Precarious Peace

Religion can motivate people to violence.  But religion also represents a powerful force for reconciliation.  However, effective peacemaking demands risky engagement with the issues and genuine dialogue with those who differ. Guatemala, as Martin Marty points out in his introductory comments, is an ideal case study of how these complex and controversial issues can play out when religion and politics interact.

A documentary, “Precarious Peace” explores the role religion played in Guatemala’s 36-year civil war and the peace process that brought it to an end.  Story-driven, the film focuses first on the war, seen through the eyes of a Mayan family in the rural highlands, then on today’s more insidious levels of violence—economic, racial, and  religious marginalization. Woven through these stories is frank commentary from a wide variety of perspectives, including a former   military officer, a Roman Catholic bishop who faces constant death threats, a Mennonite educator, an internationally known poet-activist, and a Lutheran clergyman who was instrumental in getting the warring parties into dialogue. Featured at the heart of the documentary is an authentic Mayan fire ritual.

A superb video production.  It provides viewers with images and text to understand more profoundly the religious and secular situation in Guatemala.
Edward L. Cleary, O.P.
Director of Latin American Studies, Providence College
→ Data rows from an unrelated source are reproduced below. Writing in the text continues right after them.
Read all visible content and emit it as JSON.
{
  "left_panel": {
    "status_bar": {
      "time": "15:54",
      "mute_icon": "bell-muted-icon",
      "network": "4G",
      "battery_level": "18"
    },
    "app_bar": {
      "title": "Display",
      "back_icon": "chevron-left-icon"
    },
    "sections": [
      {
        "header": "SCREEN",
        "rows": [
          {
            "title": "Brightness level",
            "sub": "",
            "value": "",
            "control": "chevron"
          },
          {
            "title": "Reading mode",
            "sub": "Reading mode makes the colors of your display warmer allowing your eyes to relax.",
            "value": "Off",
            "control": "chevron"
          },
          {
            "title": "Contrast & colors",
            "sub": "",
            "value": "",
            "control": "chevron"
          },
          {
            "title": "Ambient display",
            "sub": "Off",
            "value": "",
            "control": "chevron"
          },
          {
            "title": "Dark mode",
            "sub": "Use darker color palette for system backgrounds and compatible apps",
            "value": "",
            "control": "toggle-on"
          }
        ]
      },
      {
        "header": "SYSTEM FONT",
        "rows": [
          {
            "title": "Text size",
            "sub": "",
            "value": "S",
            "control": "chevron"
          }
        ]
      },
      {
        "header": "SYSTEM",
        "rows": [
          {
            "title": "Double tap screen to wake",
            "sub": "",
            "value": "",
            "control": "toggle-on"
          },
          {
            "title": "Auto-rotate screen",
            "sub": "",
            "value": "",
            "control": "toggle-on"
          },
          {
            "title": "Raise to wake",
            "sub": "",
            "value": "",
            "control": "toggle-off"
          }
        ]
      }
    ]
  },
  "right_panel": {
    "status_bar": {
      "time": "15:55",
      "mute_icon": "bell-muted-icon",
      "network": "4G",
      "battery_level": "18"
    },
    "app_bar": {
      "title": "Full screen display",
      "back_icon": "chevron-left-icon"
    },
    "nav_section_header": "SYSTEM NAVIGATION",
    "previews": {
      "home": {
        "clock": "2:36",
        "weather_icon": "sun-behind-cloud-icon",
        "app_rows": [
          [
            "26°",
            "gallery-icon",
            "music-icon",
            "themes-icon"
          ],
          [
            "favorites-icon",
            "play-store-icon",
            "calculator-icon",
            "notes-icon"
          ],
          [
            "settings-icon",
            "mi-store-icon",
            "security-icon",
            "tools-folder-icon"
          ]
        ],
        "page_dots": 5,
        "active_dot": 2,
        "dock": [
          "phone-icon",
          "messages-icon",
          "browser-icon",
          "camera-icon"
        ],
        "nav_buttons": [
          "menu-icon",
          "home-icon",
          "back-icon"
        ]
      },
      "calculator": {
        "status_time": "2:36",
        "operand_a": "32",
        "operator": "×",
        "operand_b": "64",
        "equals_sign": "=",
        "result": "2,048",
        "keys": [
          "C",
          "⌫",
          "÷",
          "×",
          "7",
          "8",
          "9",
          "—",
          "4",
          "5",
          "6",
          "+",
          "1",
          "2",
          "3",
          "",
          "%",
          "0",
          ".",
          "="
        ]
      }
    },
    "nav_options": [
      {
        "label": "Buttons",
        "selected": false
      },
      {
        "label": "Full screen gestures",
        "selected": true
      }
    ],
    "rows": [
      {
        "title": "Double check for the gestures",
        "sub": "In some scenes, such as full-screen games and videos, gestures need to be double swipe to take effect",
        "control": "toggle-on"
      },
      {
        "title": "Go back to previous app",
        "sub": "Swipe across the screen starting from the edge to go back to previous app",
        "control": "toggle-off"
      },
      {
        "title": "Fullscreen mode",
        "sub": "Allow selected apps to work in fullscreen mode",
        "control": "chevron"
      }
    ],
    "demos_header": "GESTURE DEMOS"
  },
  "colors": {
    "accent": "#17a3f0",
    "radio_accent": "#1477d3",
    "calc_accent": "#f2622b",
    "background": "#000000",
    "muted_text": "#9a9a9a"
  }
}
Precarious Peace is an extraordinary documentary that fulfills film’s potential as a forum for meaningful exchanges of opinion and as an educational tool. The complex history, religion, multicultural, and political economy of Guatemala is discussed from a range of disciplines and perspectives. The diversity of voices translates into wide classroom use.
Christopher C. Robinson
School of Arts and Sciences, Clarkson University

With remarkable skill, the film raises crucial questions about the relationships between faith and power.
Richard Spalding
Chaplain to the College, Williams College

Precarious Peace pulls no punches and presents no easy answers, as it looks respectfully at the role of the churches in Guatemala.
from The Other Side, by Rick Ufford-Chase, Co-Director Stony Point Center